I Lauritzen, J de Weille, C Adelbrecht, F Lesage, G Murer, R Raisman-Vozari, M Lazdunski

Brain Res., 1997 Apr 4 , 753, 8-17

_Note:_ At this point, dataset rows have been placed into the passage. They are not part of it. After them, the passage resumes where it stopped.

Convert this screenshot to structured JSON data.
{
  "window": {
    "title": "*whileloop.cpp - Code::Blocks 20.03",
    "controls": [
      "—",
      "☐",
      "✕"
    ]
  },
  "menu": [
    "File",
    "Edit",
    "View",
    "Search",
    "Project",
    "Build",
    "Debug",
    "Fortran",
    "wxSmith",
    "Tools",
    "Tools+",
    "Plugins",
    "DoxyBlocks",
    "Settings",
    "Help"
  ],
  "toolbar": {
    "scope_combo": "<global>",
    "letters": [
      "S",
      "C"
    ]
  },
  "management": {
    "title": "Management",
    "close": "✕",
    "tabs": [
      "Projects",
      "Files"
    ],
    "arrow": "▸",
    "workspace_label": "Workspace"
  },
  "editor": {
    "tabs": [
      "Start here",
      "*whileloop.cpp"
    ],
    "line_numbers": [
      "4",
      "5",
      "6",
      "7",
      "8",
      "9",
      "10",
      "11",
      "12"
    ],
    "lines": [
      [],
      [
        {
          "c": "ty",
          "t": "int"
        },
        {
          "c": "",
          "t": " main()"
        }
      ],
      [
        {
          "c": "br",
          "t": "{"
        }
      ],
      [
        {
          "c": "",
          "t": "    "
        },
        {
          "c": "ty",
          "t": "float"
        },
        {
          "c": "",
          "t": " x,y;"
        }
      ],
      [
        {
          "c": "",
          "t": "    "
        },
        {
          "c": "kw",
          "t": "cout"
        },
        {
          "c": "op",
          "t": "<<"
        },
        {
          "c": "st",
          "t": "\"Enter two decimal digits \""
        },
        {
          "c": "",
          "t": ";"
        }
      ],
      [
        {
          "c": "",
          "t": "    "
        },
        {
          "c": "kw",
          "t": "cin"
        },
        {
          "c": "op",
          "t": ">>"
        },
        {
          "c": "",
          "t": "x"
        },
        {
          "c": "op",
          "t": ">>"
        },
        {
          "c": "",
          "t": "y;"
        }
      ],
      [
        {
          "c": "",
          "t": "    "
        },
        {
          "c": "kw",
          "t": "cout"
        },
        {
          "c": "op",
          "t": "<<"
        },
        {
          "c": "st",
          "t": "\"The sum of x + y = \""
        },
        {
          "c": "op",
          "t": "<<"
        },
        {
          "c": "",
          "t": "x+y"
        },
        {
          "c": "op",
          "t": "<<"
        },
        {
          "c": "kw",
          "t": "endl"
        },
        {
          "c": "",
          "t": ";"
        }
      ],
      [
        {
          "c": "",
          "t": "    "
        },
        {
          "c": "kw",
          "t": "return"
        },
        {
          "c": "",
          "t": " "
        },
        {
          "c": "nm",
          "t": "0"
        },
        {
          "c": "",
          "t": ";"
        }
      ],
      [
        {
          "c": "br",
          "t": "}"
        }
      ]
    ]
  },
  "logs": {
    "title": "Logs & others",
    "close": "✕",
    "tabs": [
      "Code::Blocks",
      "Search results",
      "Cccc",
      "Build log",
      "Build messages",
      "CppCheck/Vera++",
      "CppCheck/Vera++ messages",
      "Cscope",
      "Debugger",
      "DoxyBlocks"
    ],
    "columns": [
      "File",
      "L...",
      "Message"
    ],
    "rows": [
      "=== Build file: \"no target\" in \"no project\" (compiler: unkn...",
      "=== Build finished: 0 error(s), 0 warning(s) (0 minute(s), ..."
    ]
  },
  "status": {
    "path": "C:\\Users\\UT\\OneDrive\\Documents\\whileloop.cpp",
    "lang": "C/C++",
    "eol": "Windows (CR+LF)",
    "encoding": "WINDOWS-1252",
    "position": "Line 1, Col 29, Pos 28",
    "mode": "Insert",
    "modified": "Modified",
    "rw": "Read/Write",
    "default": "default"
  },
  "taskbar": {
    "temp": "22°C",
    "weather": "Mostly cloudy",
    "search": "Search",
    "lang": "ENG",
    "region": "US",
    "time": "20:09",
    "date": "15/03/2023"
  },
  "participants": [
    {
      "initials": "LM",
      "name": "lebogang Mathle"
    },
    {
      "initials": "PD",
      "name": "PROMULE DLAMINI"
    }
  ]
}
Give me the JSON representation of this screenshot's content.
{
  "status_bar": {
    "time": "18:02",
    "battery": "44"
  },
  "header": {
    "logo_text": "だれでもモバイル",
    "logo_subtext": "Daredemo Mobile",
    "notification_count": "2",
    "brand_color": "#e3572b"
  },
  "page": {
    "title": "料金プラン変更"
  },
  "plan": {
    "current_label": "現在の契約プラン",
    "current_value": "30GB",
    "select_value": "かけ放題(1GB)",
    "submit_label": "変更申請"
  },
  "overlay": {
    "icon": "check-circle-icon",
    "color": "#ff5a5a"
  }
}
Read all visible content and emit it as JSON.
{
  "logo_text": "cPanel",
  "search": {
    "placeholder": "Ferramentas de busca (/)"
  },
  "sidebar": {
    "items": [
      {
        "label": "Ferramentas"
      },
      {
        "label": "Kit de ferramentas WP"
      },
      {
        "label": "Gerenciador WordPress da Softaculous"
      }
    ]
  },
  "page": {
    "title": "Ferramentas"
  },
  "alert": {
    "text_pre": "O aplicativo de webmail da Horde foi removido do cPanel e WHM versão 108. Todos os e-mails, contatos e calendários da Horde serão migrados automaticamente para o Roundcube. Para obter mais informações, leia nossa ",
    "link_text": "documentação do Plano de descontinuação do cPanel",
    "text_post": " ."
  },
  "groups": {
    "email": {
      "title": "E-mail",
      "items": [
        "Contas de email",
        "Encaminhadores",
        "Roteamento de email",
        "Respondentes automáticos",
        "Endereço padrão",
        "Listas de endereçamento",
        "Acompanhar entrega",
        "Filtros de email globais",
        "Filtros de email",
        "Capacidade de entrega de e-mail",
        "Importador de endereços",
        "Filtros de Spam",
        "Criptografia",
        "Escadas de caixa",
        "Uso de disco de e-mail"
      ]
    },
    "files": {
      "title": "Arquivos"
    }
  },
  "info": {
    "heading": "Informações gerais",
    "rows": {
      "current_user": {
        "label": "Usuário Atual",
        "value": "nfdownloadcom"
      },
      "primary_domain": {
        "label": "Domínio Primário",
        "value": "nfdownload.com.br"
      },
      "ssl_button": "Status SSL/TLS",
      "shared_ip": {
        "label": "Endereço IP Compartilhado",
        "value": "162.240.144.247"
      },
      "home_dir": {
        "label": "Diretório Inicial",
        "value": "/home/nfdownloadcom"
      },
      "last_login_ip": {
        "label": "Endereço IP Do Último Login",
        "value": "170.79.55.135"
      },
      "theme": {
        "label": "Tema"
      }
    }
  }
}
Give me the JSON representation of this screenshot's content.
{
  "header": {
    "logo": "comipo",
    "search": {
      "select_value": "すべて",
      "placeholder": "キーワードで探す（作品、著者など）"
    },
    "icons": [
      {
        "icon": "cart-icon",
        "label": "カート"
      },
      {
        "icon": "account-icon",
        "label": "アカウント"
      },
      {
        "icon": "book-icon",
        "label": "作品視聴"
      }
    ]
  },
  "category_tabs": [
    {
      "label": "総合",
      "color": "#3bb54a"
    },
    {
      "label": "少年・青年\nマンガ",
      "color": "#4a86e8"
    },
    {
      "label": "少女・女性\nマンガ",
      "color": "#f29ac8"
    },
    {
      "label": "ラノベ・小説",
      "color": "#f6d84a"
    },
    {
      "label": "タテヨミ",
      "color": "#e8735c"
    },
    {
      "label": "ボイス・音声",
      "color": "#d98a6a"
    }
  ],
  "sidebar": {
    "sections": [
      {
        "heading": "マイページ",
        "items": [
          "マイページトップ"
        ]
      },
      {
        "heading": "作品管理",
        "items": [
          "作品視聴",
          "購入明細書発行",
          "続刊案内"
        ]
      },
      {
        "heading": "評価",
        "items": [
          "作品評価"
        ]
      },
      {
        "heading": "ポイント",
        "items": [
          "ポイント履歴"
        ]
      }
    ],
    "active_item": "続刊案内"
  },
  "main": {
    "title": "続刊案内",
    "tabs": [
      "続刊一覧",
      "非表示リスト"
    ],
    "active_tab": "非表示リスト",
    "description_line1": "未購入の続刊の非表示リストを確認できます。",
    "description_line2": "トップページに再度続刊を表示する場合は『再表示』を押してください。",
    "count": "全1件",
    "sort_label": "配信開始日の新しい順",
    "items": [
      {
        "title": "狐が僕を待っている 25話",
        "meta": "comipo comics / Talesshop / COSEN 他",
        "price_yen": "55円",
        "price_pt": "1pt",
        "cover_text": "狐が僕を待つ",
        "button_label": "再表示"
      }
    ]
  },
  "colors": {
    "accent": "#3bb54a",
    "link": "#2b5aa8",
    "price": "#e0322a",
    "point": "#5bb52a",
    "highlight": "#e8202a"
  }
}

The main target for degeneration associated with the weaver mutation is the cerebellum. Expression of the GIRK2 mRNA and protein was studied in cerebellum of 12- and 22-day-old normal and weaver mice. In 12-day-old mice, GIRK2 is expressed at highest levels in the external granule layer (EGL) and in lower levels in the newly forming internal granule layer (IGL). In the weaver cerebellum, a high hybridization signal and dark immunostaining was observed in the EGL due to the higher density of non-migrated cells. In 22-day-old weaver cerebella, there are only few remaining granule cells existing as scattered cells within the IGL and molecular layer. GIRK2 is expressed in these neurons but the majority of cells expressing GIRK2 in these cerebella are Purkinje cells that are also affected by the weaver mutation (position, shape) but have not died. Normal cerebellar granule neurons but not homozygous mutant neurons in primary cultures and cerebellar slices of 8-day-old mice displayed inward rectifier K+ currents. Taken together, these findings suggest that cell loss in the weaver cerebellum is not directly related to a differential content of GIRK2 in the affected neurons during development. The lethal effect of the weaver mutation in specific neurons is probably due to a combination of the abnormal function of the inward rectifier K+ channels and other factors specific to the vulnerable neurons.

http://www.ncbi.nlm.nih.gov/pubmed/9125426